By Samindra Kunti
February 21 – The newly arrived video refs were in the spotlight once more in the Champions League last night as both the Schalke 04 vs Manchester City and Atletico Madrid vs Juventus matches were punctuated by VAR incidents.
In Gelsenkirchen, a first-half, long-range attempt hitting Argentinean defender Nicolas Otamendi caused controversy. Schalke’s Daniel Caligiuri claimed a penalty and play was held up as VAR checked for evidence of a “clear and obvious mistake”. Referee Carlos del Cerro Grande was then prevented from doing an on-field review as the touchline monitor was broken during the 1st half. The fans in the stands remained in the dark as well, because of a lack of replays on the big screen.
Ultimately the referee awarded a penalty after a three-minute delay. Schalke later won a second penalty and Otamendi was sent off for City. Manchester City eventually ran out 2-3 winners with goals in the 85th and 90th minute despite what looked like getting the wring end of the VAR decision making.
The win made it easier for Manchester City coach Pep Guardiola came out in defence of the video technology which could have been match changing.
“It’s a penalty,” said Guardiola in his post-match comments. “I’m a big fan of VAR. The second one is a penalty too. It was offside too – so, if we complain about VAR maybe it was offside, but it was a penalty and the red card can be a red card. VAR needs time. Next time it will be better.”
VAR almost overshadowed Atletico Madrid’s 2-0 win over Juventus as Alvaro Morata had a goal ruled out in the 70th minute with the match deadlocked. The hosts thought they had taken the lead when the Italian striker powered home Filipe Luis’ cross from the left, but following an on-field referee German referee Felix Zwayer decided Morata had pushed Giorgio Chiellini before scoring.
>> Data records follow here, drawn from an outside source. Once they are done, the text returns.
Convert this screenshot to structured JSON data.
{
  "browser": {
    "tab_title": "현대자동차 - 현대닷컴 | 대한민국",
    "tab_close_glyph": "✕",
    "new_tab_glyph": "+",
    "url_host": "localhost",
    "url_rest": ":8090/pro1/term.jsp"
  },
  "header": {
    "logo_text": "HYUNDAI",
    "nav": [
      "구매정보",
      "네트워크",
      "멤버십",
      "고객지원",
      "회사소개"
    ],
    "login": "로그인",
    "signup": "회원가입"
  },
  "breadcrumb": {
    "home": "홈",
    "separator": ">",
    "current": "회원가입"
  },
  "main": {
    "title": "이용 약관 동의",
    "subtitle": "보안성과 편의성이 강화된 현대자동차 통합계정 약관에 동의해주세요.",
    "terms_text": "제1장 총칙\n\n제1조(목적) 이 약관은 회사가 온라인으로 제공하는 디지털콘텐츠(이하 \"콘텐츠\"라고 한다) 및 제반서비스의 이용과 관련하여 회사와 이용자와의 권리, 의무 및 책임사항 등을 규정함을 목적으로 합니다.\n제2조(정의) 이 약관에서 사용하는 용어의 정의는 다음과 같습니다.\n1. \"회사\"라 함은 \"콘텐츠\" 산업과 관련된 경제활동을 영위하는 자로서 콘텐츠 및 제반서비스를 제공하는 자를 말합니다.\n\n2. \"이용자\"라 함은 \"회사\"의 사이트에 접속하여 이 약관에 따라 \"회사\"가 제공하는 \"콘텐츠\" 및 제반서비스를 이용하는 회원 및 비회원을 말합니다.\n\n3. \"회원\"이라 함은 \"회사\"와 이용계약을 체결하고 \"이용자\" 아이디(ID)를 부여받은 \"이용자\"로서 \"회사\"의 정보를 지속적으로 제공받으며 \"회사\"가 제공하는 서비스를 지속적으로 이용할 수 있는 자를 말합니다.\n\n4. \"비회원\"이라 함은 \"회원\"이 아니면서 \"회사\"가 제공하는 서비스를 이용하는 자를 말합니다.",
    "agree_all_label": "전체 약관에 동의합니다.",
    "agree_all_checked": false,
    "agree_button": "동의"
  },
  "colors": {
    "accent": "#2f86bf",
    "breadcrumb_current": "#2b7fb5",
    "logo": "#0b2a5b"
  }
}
The video review system has been in use for nine days in the Champions League and the first three match days in the round of 16 were uncontroversial, but the multiple incidents last night have reignited the debate about VAR’s merits. Last year FIFA used the system at the World Cup in Russia, but Europe’s governing body were more cautious and conservative in their approach and delayed the introduction of the technology.
Contact the writer of this story, Samindra Kunti, at moc.l1552961882labto1552961882ofdlr1552961882owedi1552961882sni@o1552961882fni1552961882